Deploying using Gitlab CI and SSH
Setting up a Continuous Integration (CI) pipeline can be tricky and hard to debug. Here are some notes I made during my process!
Step 1: SSH Private Key
This step is so that your CI pipeline can connect to and run commands on your server!
If you don’t already have a key-pair, log into your VPS and run
ssh-keygen. This will take you through the process of generating one.
Assuming you ran the defaults you should be able to find your key-pair at
Head over to your repository on Gitlab and into Settings -> CI / CD Settings. Expand the variables section and create a variable called, for example, SSH_PRIVATE_KEY. The value of this variable is the entire contents of the file

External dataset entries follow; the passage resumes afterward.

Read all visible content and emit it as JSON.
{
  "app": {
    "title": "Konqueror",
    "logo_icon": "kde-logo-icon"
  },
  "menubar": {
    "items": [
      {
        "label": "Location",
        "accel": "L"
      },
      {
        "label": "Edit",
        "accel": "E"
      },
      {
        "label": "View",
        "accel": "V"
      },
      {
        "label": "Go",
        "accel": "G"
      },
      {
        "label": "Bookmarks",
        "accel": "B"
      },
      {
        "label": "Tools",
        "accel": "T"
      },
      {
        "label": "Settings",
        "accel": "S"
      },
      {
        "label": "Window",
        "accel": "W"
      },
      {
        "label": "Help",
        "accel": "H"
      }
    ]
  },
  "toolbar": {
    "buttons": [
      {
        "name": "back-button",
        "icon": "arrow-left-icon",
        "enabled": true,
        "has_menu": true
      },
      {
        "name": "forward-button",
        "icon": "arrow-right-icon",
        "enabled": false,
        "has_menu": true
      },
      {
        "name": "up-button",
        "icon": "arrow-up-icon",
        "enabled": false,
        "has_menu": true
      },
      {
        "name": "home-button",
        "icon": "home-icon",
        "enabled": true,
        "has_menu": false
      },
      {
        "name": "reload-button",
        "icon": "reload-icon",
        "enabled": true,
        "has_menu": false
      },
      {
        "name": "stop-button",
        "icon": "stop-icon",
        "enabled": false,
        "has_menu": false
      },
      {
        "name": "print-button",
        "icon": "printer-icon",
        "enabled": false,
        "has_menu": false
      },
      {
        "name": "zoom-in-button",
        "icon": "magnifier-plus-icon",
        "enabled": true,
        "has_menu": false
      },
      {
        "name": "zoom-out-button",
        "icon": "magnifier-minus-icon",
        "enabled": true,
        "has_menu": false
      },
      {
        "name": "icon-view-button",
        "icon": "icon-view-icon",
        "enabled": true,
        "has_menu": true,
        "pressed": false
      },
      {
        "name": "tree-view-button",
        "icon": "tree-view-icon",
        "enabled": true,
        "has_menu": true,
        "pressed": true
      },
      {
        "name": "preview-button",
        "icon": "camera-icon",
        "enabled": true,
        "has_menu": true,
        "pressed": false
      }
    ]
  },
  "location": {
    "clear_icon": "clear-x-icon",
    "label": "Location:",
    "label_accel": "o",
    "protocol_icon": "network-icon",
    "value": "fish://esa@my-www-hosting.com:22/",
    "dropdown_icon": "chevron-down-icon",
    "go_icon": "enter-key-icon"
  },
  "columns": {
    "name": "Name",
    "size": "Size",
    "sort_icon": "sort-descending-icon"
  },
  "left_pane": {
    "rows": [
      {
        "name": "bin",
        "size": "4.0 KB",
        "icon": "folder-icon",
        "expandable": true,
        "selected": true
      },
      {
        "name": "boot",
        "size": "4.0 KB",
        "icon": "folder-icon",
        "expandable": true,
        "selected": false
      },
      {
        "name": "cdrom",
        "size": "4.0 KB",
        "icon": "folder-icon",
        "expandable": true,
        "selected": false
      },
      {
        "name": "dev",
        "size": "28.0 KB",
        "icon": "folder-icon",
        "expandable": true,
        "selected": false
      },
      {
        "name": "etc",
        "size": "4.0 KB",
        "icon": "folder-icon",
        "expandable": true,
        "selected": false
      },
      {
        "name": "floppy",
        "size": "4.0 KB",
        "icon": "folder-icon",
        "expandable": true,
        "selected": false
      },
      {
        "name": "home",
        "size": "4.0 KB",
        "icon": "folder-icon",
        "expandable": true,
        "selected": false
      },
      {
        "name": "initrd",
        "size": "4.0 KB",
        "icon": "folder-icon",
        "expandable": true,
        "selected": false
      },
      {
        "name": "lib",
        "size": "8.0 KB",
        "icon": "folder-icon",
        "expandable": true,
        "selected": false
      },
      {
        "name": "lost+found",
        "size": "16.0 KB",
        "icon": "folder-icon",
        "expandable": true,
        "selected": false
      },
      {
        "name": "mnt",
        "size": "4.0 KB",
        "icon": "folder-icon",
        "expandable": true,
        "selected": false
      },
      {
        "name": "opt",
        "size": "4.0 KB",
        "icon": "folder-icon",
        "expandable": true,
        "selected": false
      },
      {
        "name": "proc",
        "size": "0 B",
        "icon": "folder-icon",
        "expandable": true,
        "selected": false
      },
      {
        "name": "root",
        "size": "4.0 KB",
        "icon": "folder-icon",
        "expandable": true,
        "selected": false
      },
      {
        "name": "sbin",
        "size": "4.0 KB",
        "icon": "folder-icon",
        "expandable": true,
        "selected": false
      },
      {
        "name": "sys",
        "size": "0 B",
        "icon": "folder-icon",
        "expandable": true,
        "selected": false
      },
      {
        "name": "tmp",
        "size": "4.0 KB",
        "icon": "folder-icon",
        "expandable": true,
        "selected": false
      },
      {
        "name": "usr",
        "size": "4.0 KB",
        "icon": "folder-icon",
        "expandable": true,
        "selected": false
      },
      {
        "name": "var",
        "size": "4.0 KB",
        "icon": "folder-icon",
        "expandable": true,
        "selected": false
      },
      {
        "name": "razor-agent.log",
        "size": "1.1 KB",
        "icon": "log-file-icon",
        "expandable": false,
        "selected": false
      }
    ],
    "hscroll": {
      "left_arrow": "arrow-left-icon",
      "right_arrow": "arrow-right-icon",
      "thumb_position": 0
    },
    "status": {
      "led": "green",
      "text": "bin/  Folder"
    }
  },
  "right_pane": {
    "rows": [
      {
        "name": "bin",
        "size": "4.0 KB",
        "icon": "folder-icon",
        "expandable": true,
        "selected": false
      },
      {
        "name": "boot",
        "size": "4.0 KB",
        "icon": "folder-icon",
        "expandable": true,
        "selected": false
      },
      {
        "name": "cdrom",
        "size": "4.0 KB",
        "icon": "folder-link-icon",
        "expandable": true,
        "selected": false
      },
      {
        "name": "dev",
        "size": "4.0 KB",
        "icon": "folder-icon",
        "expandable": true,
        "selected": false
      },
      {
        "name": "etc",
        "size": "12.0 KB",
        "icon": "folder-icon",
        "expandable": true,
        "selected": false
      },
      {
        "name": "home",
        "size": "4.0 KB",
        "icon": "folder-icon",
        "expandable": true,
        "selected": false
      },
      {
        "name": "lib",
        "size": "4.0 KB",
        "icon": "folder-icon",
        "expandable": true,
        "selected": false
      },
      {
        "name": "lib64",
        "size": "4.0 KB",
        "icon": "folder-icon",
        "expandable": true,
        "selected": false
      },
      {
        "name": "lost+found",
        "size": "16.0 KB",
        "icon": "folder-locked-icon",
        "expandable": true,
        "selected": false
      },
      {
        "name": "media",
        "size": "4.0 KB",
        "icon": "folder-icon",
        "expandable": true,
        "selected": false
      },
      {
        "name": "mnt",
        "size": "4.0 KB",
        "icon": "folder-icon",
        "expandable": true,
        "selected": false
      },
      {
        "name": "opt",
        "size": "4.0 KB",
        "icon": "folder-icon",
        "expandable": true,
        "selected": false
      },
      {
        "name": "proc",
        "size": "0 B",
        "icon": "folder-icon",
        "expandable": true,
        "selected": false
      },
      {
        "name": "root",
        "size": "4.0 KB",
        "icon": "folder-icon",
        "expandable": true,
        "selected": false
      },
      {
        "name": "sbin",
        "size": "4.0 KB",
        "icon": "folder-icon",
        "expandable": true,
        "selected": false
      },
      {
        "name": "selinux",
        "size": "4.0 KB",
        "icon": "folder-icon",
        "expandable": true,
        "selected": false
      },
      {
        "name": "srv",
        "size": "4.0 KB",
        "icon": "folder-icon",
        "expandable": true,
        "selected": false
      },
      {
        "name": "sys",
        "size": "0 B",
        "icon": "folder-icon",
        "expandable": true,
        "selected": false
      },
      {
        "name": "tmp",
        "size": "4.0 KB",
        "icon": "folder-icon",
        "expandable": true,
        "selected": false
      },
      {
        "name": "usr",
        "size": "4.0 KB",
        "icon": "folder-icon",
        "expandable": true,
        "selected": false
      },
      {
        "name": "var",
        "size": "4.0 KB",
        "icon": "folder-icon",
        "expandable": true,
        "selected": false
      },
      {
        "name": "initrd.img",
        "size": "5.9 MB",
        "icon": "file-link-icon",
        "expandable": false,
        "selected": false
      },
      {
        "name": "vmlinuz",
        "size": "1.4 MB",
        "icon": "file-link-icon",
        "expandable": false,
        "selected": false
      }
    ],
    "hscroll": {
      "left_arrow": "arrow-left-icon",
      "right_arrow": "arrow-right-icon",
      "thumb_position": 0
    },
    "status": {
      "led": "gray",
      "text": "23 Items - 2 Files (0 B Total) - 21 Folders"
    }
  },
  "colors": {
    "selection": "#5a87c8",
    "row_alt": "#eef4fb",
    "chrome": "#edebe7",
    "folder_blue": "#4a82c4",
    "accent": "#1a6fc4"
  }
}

~/.ssh/id_rsa. I tend to
cat the file and copy the contents across, but do whatever works best for you.
Step 2: SSH Public Key
This step is so that your server can pull from your Gitlab repository, even if it is private!
~/.ssh/id_rsa.pub (public key) and paste the contents into the big box at the top of this page over here https://gitlab.com/profile/keys. Don’t forget to give it a descriptive title in case you have multiple.
Step 3: Git Remote
If you are like me, when I cloned my repository onto my server I ended up with HTTPS remotes like this:
$ git remote -v origin https://gitlab.com/Finnito/blog (fetch) origin https://gitlab.com/Finnito/blog (push)
But this authentication doesn’t use your public key, it tries to use your password. This doesn’t work in CI and you may see an error like this:
fatal: could not read Username for 'https://gitlab.com': No such device or address
To remedy this, simply change the remote of your repository to use SSH like so:
git remote set-url origin firstname.lastname@example.org:Finnito/blog.git $ git remote -v origin email@example.com:Finnito/blog.git (fetch) origin firstname.lastname@example.org:Finnito/blog.git (push)
Now, your git operations should use public key authentication and work nice and smoothly in your Gitlab CI.
Step 4: Putting It All Together
Now you are ready to use your SSH_PRIVATE_KEY variable in your
.gitlab-ci.yml file to connect to your server, and you are ready for your server to connect to Gitlab back and get set up. Here is my
.gitlab-ci.yml as an example.
stages: - deploy variables: GIT_SUBMODULE_STRATEGY: recursive deploy: stage: deploy before_script: - apt-get update -qq - apt-get install -qq git - 'which ssh-agent || ( apt-get install -qq openssh-client )' - eval $(ssh-agent -s) - ssh-add <(echo "$SSH_PRIVATE_KEY") - mkdir -p ~/.ssh - '[[ -f /.dockerenv ]] && echo -e "Host *\n\tStrictHostKeyChecking no\n\n" > ~/.ssh/config' script: - ssh email@example.com "cd /srv/finn.lesueur.nz/ && git checkout master && git pull origin master --recurse-submodules && exit" - ssh firstname.lastname@example.org "cd /srv/finn.lesueur.nz/ && git submodule update --remote && exit" - ssh email@example.com "cd /srv/finn.lesueur.nz/ && rm -rf public/ && exit" - ssh firstname.lastname@example.org "cd /srv/finn.lesueur.nz/ && hugo && exit" only: - master artifacts: paths: - public